SUPPLIED MATERIAL section start
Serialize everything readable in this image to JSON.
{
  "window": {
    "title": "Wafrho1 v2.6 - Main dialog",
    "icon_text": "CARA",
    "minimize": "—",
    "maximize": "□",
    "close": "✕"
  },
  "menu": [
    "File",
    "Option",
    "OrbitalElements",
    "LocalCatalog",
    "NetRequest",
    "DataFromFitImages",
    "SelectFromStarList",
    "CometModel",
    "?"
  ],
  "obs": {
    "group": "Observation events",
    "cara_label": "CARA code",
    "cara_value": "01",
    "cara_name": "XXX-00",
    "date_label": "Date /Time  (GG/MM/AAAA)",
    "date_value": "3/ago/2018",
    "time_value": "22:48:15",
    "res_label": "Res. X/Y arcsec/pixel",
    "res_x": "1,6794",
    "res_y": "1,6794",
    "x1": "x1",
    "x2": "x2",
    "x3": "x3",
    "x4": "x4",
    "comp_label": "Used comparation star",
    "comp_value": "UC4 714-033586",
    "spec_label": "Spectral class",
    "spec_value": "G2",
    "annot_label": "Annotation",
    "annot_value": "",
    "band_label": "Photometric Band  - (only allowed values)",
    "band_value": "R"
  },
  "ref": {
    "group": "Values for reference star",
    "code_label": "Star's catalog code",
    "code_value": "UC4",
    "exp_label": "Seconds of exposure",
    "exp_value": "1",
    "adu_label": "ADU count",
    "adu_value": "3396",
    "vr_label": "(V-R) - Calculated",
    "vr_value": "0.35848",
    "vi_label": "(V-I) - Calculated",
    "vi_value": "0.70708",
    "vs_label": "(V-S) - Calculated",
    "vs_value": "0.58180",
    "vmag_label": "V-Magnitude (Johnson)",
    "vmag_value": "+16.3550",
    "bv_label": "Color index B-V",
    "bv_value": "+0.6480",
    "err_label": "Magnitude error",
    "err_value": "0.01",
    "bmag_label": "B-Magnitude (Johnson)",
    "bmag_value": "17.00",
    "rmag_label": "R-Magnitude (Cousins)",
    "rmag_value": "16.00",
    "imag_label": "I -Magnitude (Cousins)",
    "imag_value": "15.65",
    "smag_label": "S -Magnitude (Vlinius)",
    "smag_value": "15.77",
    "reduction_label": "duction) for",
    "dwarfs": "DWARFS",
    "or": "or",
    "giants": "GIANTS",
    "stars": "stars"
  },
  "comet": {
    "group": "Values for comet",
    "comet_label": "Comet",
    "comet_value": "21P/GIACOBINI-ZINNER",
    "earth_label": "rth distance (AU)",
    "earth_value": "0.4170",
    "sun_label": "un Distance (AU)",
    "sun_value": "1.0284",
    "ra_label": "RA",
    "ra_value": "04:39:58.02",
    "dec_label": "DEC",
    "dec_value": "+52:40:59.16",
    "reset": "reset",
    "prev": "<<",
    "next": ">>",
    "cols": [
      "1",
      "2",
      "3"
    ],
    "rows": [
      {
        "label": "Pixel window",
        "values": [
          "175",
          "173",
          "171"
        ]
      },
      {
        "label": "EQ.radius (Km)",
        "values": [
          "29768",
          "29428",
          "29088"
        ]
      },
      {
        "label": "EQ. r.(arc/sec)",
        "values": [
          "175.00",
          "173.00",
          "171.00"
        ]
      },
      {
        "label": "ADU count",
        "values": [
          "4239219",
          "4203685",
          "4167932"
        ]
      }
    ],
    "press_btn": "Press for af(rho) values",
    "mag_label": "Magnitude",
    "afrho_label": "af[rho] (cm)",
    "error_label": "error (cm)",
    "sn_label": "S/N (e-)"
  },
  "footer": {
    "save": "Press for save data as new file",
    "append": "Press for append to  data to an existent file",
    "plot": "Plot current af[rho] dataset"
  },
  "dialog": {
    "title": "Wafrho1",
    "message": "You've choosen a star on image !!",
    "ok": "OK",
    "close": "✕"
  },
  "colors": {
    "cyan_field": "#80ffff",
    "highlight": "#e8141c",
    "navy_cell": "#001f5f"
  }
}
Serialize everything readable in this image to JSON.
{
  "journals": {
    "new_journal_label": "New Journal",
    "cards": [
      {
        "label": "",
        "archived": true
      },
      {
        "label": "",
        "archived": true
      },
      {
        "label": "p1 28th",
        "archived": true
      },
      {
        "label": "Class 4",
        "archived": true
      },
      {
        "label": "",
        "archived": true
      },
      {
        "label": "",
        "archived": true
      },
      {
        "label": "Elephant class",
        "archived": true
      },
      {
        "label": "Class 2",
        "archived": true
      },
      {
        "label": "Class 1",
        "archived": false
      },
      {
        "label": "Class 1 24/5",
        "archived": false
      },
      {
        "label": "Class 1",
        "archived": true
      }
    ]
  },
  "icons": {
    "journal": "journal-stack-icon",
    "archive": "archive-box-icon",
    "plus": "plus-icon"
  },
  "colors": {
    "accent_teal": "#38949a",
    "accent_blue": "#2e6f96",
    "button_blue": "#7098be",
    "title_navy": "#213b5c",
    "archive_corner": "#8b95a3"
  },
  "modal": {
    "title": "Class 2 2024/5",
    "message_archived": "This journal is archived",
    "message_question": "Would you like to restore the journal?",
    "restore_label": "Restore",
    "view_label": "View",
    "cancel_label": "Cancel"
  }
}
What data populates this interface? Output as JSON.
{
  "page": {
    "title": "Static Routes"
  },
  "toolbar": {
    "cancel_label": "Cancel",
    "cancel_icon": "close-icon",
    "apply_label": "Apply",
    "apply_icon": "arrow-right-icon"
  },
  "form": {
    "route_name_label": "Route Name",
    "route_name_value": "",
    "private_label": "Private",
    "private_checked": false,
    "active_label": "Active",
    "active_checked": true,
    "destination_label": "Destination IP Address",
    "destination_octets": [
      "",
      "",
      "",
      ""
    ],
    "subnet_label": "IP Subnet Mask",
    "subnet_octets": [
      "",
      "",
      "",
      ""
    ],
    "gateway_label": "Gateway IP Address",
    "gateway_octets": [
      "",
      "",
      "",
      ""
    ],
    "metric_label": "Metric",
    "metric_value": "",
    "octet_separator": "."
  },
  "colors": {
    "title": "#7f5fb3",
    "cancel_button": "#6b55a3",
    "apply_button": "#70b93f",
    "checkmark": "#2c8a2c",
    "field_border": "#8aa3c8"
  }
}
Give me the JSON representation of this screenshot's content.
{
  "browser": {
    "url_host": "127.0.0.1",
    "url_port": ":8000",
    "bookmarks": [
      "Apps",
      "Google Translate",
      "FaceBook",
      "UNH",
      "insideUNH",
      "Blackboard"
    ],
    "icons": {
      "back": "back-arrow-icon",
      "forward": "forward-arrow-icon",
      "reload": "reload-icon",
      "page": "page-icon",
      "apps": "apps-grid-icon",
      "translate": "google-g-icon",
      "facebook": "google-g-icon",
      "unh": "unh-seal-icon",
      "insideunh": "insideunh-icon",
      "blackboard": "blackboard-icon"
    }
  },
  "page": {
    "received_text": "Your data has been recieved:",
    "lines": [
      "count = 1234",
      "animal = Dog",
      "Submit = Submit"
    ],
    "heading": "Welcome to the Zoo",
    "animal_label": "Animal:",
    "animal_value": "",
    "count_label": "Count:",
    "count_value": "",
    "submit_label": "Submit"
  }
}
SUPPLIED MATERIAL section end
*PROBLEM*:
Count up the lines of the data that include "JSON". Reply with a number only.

*ANSWER SECTION*:
4